◆ Work item
Reproduce all of the data exactly as written.

◆ Web page and app entries
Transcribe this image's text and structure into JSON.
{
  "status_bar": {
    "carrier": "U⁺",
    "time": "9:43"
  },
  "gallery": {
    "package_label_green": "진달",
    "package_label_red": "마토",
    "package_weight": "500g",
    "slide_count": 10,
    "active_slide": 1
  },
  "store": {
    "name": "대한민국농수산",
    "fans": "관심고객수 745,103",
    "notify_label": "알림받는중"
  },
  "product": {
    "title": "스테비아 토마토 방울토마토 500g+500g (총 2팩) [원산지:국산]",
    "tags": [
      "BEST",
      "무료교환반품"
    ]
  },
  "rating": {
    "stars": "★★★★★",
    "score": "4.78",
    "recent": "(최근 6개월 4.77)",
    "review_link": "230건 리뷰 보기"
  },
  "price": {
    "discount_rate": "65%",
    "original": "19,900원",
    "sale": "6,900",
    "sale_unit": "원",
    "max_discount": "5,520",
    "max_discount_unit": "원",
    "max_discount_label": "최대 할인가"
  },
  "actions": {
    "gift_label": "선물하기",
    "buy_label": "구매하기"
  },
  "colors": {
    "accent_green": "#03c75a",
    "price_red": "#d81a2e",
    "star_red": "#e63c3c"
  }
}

◆ Result below
Transcribe this image's text and structure into JSON.
{
  "status_bar": {
    "carrier": "U⁺",
    "time": "9:43"
  },
  "gallery": {
    "package_label_green": "진달",
    "package_label_red": "마토",
    "package_weight": "500g",
    "slide_count": 10,
    "active_slide": 1
  },
  "store": {
    "name": "대한민국농수산",
    "fans": "관심고객수 745,103",
    "notify_label": "알림받는중"
  },
  "product": {
    "title": "스테비아 토마토 방울토마토 500g+500g (총 2팩) [원산지:국산]",
    "tags": [
      "BEST",
      "무료교환반품"
    ]
  },
  "rating": {
    "stars": "★★★★★",
    "score": "4.78",
    "recent": "(최근 6개월 4.77)",
    "review_link": "230건 리뷰 보기"
  },
  "price": {
    "discount_rate": "65%",
    "original": "19,900원",
    "sale": "6,900",
    "sale_unit": "원",
    "max_discount": "5,520",
    "max_discount_unit": "원",
    "max_discount_label": "최대 할인가"
  },
  "actions": {
    "gift_label": "선물하기",
    "buy_label": "구매하기"
  },
  "colors": {
    "accent_green": "#03c75a",
    "price_red": "#d81a2e",
    "star_red": "#e63c3c"
  }
}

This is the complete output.